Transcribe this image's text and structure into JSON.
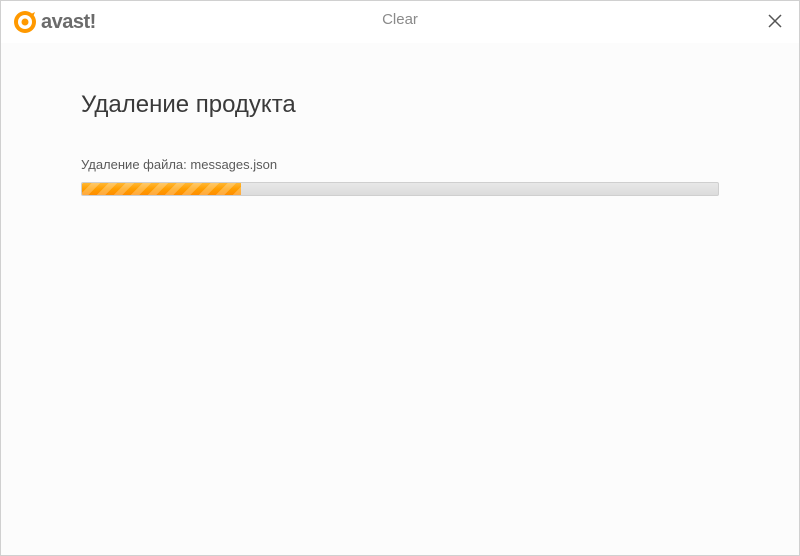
{
  "header": {
    "logo_text": "avast!",
    "window_title": "Clear"
  },
  "content": {
    "main_title": "Удаление продукта",
    "status_text": "Удаление файла: messages.json",
    "progress_percent": 25
  },
  "colors": {
    "accent_orange": "#ff9900",
    "text_gray": "#6b6b6b"
  }
}
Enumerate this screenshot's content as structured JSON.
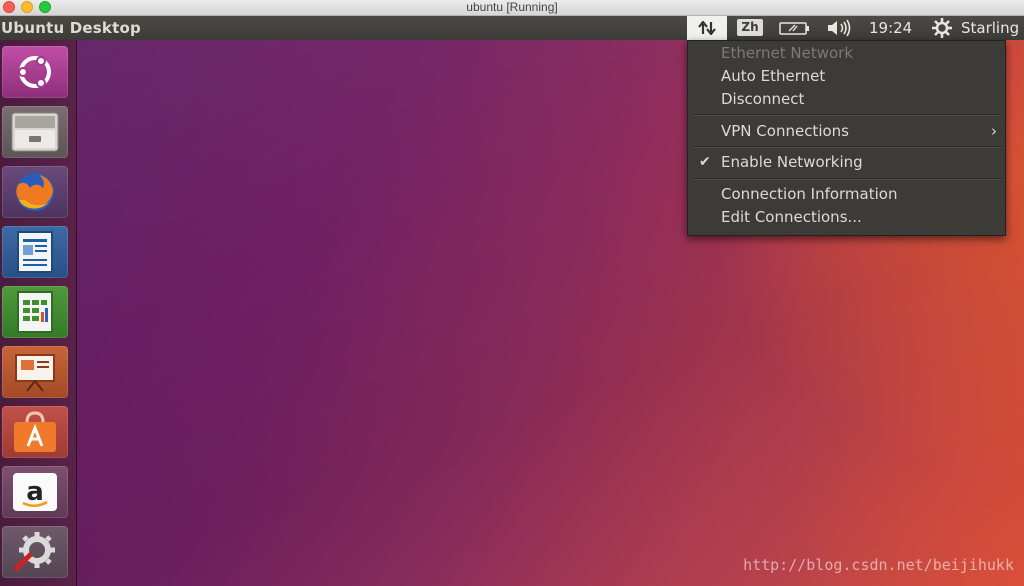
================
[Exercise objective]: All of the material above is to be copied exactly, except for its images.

[Completed exercise]:
Transcribe this image's text and structure into JSON.
{
  "header": {
    "logo_text": "avast!",
    "window_title": "Clear"
  },
  "content": {
    "main_title": "Удаление продукта",
    "status_text": "Удаление файла: messages.json",
    "progress_percent": 25
  },
  "colors": {
    "accent_orange": "#ff9900",
    "text_gray": "#6b6b6b"
  }
}
Enumerate this screenshot's content as structured JSON.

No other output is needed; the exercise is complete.